Court of Appeals of Missouri, Western District, Third Division
SHAWN K. HOUGARDY, Appellant,
STATE OF MISSOURI, Respondent.
from the Circuit Court of Lafayette County, Missouri The
Honorable Dennis A. Rolf, Judge
Anthony Rex Gabbert, Presiding Judge, Victor C. Howard, Judge
and Cynthia L. Martin, Judge
CYNTHIA L. MARTIN, JUDGE
Hougardy ("Hougardy") appeals from the denial of
his Rule 29.15 motion following an evidentiary hearing.
Hougardy argues that the motion court clearly erred by
denying his claim that trial counsel was ineffective by
misinforming Hougardy that a prior conviction disqualified
him for long-term substance abuse treatment. Hougardy argues
that as a result of this misinformation, he was prejudiced
because a plea offer that Hougardy had accepted was not
presented to the court, and Hougardy received a more severe
sentence after trial and conviction. Because the motion court
did not conduct an independent inquiry into whether Hougardy
was abandoned by post-conviction counsel, we reverse and
remand for further proceedings consistent with this Opinion.
and Procedural Background
was convicted after a jury trial of attempted manufacture of
methamphetamine, resisting a lawful stop, and tampering with
physical evidence. Hougardy was sentenced as a prior and
persistent felony offender and a prior drug
offenderto twenty years' imprisonment for
attempted manufacturing, seven years' imprisonment for
resisting, and seven years' imprisonment for tampering.
The seven-year sentences were ordered to run concurrently
with each other but consecutively to the twenty-year
sentence. Hougardy's convictions were affirmed on direct
appeal. State v. Hougardy, 396 S.W.3d 443 (Mo. App.
W.D. 2013). We need not recount the circumstances giving rise
to Hougardy's convictions, as the only issue raised by
Hougardy on appeal is the extent to which trial counsel's
alleged ineffective assistance prejudiced Hougardy with
respect to sentencing.
timely filed a pro se Rule 29.15 motion on May 14,
2013. The pro se motion raised eleven claims of
ineffective assistance of trial counsel, and one claim of
ineffective assistance of appellate counsel. Post-conviction
counsel entered an appearance on June 10, 2013, and was
granted a thirty-day extension of time to file an amended
motion. An amended motion was not filed, however, until
September 29, 2014.
amended motion did not incorporate or attach the pro
se claims, and asserted instead three new claims of
ineffective assistance of trial counsel that were distinct
from the claims raised in the pro se motion.

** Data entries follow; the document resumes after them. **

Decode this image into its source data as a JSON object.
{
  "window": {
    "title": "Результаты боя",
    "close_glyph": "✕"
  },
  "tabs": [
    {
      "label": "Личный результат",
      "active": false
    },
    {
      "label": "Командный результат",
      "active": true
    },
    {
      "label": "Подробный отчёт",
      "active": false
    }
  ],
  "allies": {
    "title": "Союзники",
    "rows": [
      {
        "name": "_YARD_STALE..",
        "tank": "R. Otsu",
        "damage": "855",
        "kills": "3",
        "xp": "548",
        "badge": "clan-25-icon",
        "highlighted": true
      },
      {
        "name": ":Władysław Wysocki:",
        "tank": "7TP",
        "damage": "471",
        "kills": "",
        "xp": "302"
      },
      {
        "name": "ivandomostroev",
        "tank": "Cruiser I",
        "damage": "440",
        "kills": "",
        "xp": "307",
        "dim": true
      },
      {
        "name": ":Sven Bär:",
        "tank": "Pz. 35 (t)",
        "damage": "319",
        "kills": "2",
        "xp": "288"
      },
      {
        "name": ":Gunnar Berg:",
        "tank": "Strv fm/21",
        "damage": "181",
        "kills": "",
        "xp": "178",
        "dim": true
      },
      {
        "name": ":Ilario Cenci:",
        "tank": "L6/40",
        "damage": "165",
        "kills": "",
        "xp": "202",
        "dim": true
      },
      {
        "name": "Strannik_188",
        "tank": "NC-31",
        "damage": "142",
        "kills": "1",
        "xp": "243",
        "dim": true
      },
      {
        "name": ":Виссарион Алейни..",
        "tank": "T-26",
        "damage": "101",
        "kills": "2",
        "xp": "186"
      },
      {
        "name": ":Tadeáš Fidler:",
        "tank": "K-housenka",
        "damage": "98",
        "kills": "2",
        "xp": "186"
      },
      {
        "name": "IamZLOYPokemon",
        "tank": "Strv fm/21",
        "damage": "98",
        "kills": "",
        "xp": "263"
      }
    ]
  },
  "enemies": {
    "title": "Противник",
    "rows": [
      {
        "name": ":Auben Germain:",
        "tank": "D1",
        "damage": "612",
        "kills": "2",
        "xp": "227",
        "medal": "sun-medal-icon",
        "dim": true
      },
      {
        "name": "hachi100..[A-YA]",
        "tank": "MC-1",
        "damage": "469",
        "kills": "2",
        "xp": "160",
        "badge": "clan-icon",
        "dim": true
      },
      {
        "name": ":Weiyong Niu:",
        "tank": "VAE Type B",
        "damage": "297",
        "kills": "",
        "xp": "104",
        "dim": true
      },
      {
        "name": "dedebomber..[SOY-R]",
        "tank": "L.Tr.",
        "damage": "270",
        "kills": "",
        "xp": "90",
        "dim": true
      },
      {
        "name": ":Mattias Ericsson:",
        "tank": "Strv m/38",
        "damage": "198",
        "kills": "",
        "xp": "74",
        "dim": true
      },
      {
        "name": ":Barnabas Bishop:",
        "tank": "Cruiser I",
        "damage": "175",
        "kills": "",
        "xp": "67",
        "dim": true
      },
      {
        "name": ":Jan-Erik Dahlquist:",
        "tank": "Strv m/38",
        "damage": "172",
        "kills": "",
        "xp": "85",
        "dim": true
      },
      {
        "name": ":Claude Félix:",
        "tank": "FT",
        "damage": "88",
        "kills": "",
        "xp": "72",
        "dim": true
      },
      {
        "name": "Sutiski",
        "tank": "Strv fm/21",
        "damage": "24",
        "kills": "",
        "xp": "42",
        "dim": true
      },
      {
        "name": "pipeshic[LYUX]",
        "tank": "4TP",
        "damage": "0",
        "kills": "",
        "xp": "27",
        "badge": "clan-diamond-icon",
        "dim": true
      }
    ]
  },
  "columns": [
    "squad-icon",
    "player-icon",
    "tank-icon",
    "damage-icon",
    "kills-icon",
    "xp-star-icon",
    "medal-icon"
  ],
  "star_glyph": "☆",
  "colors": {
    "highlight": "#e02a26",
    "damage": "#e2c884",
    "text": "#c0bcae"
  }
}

Specifically, the amended motion alleged that trial counsel
ineffectively misinformed Hougardy that he was not eligible
for long-term substance abuse treatment pursuant to section
217.362,  causing Hougardy to reject a plea offer
for a fifteen-year sentence and long-term substance abuse
treatment. The amended motion also alleged two claims
of ineffective assistance based on trial counsel's
failure to investigate and call Carmen Triplett and Tommy
Triplett as witnesses at trial.
an evidentiary hearing, the motion court entered judgment on
May 6, 2016 ("Judgment") denying the claims raised
in the amended motion. The Judgment included a finding that
the amended motion "was timely filed."
timely filed this appeal, challenging only the motion
court's finding that trial counsel was not ineffective by
misinforming Hougardy about his eligibility for long-term
substance abuse treatment.
motion court's ruling on a post-conviction motion is
presumed correct. McLaughlin v. State, 378 S.W.3d
328, 336-37 (Mo. banc 2012). The motion court's judgment
will be overturned only when its findings of fact or
conclusions of law are clearly erroneous. Id. at
337; Rule 29.15(k). To be clearly erroneous, we must be left
with a "definite and firm impression that a mistake has
been made." Id. (quoting Zink v.
State, 278 S.W.3d 170, 175 (Mo. banc 2009)).
raises a single point on appeal. He challenges the motion
court's conclusion that trial counsel was not ineffective
by misinforming him that he was ineligible for long-term
substance abuse treatment pursuant to section 217.362.
Hougardy contends that he was prejudiced because he had
accepted a plea offer that included long-term substance abuse
treatment, and the accepted offer was never presented to the
trial court because of trial counsel's
misinformation. "Preliminarily, and regardless of any
claims made by [Hougardy] on appeal . . . we are compelled to
sua sponte examine the record to determine whether
appointed counsel complied with the requirements of Rule
[29.15(e)], which delineates the mandatory ...